(Einhorn, 1992, p. 25)

(Einhorn 25)

(Einhorn 25)

1. Lois J. Einhorn, Abraham Lincoln, the Orator: Penetrating the Lincoln Legend (Westport, CT: Greenwood Press, 1992), 25, http://www.questia.com/read/27419298.

Note: primary sources have slightly different requirements for citation. Please see these guidelines for more information.

Cited article

Tim Reynolds: On the Joy of Solo Acoustic and His Duo with Dave Matthews
Settings

Settings

Typeface
Text size Smaller Larger Reset View mode
Search within

Search within this article

Look up

Look up a word

  • Dictionary
  • Thesaurus
Please submit a word or phrase above.
Print this page

Print this page

Why can't I print more than one page at a time?

Help
Full screen
Items saved from this article
  • Highlights & Notes
  • Citations
Some of your highlights are legacy items.

Highlights saved before July 30, 2012 will not be displayed on their respective source pages.

You can easily re-create the highlights by opening the book page or article, selecting the text, and clicking “Highlight.”

matching results for page

    Questia reader help

    How to highlight and cite specific passages

    1. Click or tap the first word you want to select.
    2. Click or tap the last word you want to select, and you’ll see everything in between get selected.
    3. You’ll then get a menu of options like creating a highlight or a citation from that passage of text.

    OK, got it!

    Cited passage

    Style
    Citations are available only to our active members.
    Buy instant access to cite pages or passages in MLA 8, MLA 7, APA and Chicago citation styles.

    "Portraying himself as an honest, ordinary person helped Lincoln identify with his audiences." (Einhorn, 1992, p. 25).

    "Portraying himself as an honest, ordinary person helped Lincoln identify with his audiences." (Einhorn 25)

    "Portraying himself as an honest, ordinary person helped Lincoln identify with his audiences." (Einhorn 25)

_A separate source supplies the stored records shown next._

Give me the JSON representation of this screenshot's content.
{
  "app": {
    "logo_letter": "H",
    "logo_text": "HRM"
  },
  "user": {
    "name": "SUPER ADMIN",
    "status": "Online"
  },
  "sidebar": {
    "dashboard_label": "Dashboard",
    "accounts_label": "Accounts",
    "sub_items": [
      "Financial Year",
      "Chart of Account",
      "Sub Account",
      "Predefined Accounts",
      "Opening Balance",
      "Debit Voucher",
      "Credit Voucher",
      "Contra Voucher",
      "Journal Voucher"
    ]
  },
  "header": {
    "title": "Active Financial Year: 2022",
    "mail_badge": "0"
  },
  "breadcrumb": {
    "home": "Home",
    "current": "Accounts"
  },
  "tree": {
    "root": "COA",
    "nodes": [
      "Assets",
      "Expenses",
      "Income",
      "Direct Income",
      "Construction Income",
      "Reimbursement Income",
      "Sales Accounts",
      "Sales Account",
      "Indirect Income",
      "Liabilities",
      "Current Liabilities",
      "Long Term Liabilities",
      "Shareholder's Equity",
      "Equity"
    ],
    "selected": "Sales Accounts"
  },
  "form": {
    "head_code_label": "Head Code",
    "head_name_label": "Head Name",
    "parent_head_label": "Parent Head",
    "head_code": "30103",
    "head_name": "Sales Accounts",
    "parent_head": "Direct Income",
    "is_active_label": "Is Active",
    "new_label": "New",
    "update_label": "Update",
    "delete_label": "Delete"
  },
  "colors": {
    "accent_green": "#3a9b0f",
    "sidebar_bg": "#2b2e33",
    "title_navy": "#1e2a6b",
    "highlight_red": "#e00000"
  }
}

    "Portraying himself as an honest, ordinary person helped Lincoln identify with his audiences."1

    1. Lois J. Einhorn, Abraham Lincoln, the Orator: Penetrating the Lincoln Legend (Westport, CT: Greenwood Press, 1992), 25, http://www.questia.com/read/27419298.

    Cited passage

    Thanks for trying Questia!

    Please continue trying out our research tools, but please note, full functionality is available only to our active members.

    Your work will be lost once you leave this Web page.

    Buy instant access to save your work.

    Already a member? Log in now.

    Search by... Author
    Show... All Results Primary Sources Peer-reviewed

    Oops!

    An unknown error has occurred. Please click the button below to reload the page. If the problem persists, please try again in a little while.